> [What the task requires]: Show every line below where "name" appears.

> [Dataset records]:
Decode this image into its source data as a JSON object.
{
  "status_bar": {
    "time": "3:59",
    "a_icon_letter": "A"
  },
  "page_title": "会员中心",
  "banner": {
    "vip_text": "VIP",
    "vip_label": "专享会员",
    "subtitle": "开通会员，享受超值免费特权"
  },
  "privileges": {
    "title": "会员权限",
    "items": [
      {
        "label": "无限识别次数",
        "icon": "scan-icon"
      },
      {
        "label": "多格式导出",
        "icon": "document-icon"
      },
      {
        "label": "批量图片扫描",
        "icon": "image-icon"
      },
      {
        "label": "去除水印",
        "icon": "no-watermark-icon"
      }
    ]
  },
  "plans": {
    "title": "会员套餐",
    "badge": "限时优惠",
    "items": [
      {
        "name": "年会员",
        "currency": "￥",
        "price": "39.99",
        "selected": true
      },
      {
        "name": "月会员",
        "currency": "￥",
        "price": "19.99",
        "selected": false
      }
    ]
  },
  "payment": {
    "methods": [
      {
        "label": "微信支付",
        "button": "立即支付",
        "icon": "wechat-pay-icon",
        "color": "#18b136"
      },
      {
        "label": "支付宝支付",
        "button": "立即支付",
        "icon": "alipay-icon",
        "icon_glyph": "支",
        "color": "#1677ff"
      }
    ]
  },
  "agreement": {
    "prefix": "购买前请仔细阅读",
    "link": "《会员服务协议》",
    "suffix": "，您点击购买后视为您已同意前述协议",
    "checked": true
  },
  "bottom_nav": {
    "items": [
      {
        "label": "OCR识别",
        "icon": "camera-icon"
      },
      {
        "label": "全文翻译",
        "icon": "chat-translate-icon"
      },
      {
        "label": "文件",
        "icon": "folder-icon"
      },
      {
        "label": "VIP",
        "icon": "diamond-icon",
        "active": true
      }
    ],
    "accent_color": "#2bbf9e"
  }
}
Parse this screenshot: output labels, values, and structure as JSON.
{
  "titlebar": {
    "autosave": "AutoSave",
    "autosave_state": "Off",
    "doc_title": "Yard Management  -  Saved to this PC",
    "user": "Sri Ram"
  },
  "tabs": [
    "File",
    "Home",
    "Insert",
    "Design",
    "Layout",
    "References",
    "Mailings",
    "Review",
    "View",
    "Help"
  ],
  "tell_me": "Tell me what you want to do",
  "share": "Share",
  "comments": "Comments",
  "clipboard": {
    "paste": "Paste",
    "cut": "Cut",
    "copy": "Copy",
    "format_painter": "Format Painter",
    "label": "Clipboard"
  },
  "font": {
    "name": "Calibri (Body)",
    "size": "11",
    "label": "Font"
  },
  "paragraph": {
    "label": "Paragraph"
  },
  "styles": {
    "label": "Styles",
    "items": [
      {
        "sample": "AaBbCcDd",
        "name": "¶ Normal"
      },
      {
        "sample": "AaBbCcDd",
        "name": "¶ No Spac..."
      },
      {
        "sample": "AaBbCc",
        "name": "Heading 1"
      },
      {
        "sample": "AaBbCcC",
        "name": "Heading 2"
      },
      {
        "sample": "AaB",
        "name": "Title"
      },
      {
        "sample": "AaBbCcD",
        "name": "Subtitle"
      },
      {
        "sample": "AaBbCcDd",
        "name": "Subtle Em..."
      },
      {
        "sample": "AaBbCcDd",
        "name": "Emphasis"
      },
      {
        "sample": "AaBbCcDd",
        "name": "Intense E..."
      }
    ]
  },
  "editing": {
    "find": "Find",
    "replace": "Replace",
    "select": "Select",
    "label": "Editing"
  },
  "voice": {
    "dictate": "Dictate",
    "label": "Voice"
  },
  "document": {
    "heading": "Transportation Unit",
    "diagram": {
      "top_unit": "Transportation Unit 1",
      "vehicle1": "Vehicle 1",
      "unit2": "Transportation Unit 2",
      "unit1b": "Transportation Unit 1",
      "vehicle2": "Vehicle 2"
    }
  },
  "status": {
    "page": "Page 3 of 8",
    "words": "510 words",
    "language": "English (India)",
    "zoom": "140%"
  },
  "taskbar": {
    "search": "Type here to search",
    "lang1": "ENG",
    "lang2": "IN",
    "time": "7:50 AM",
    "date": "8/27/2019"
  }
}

> [Task response]:
        "name": "年会员",
        "name": "月会员",
    "name": "Calibri (Body)",
        "name": "¶ Normal"
        "name": "¶ No Spac..."
        "name": "Heading 1"
        "name": "Heading 2"
        "name": "Title"
        "name": "Subtitle"
        "name": "Subtle Em..."
        "name": "Emphasis"
        "name": "Intense E..."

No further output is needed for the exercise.